It's like arguing about how to argue before an argument begins.Still, the passions on either side of Proposition 5 have turned the proposed amendment to the Utah Constitution into one of the most intensely debated and heavily financed issues of the fall campaign.
Proposition 5 would require a two-thirds majority vote for the successful passage of any future ballot initiative seeking a change in when, how or how much wildlife is taken in Utah.
Proponents say Proposition 5 would protect the state's current hunting and fishing practices from attack by out-of-state animal rights "extremists."
Opponents say that to require a two-thirds majority for the passage of any ballot initiative is an affront to democracy.
The emotional climate surrounding Proposition 5 was evident Thursday at the University of Utah, where the two sides squared off in a lunchtime debate hosted by the Hinckley Institute of Politics.
Students and others in the audience were decidedly against Proposition 5 and took out their frustrations on Proposition 5 advocate Don Peay. The finance chairman of Utahns for Wildlife Heritage and Conservation was peppered with pointed questions.
Peay also put up with some spirited remarks from Craig Axford, Peay's sparring partner for the hourlong debate. Axford is campaign coordinator for the Utah Voting Rights Coalition, formed to defeat Proposition 5.
Peay said Utahns are happy with the way wildlife has been managed in Utah and don't want outside interests trying to change that.

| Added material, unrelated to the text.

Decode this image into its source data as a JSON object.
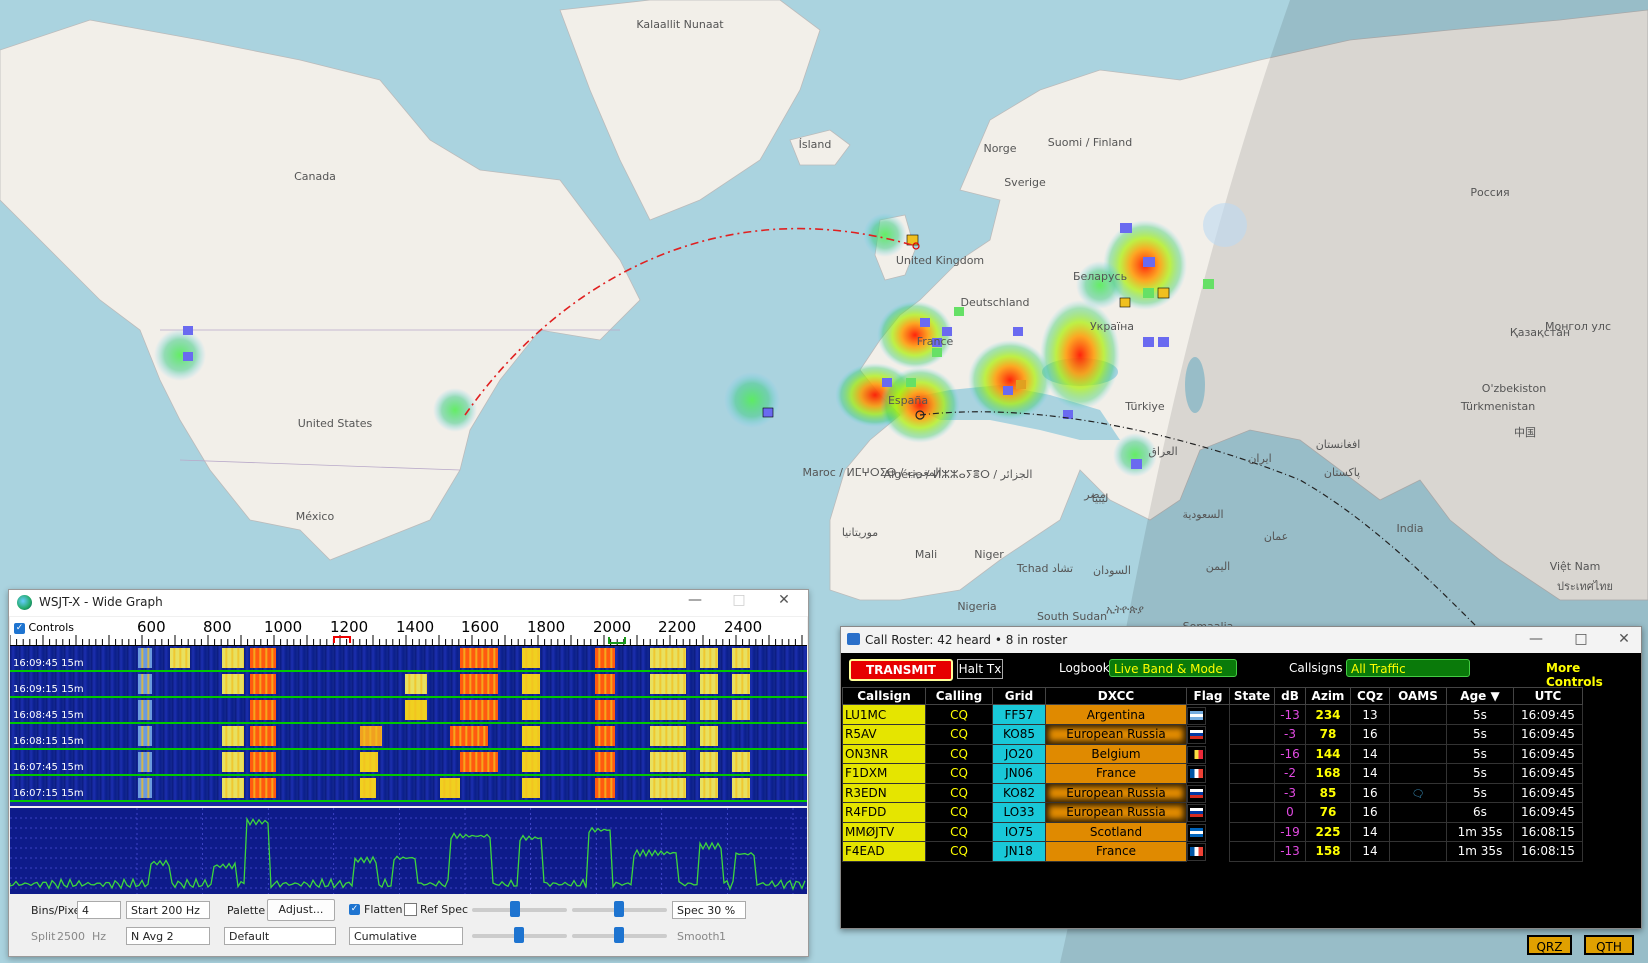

But Axford said that same wildlife management strategy has led to the elimination or near-elimination of other species from Utah.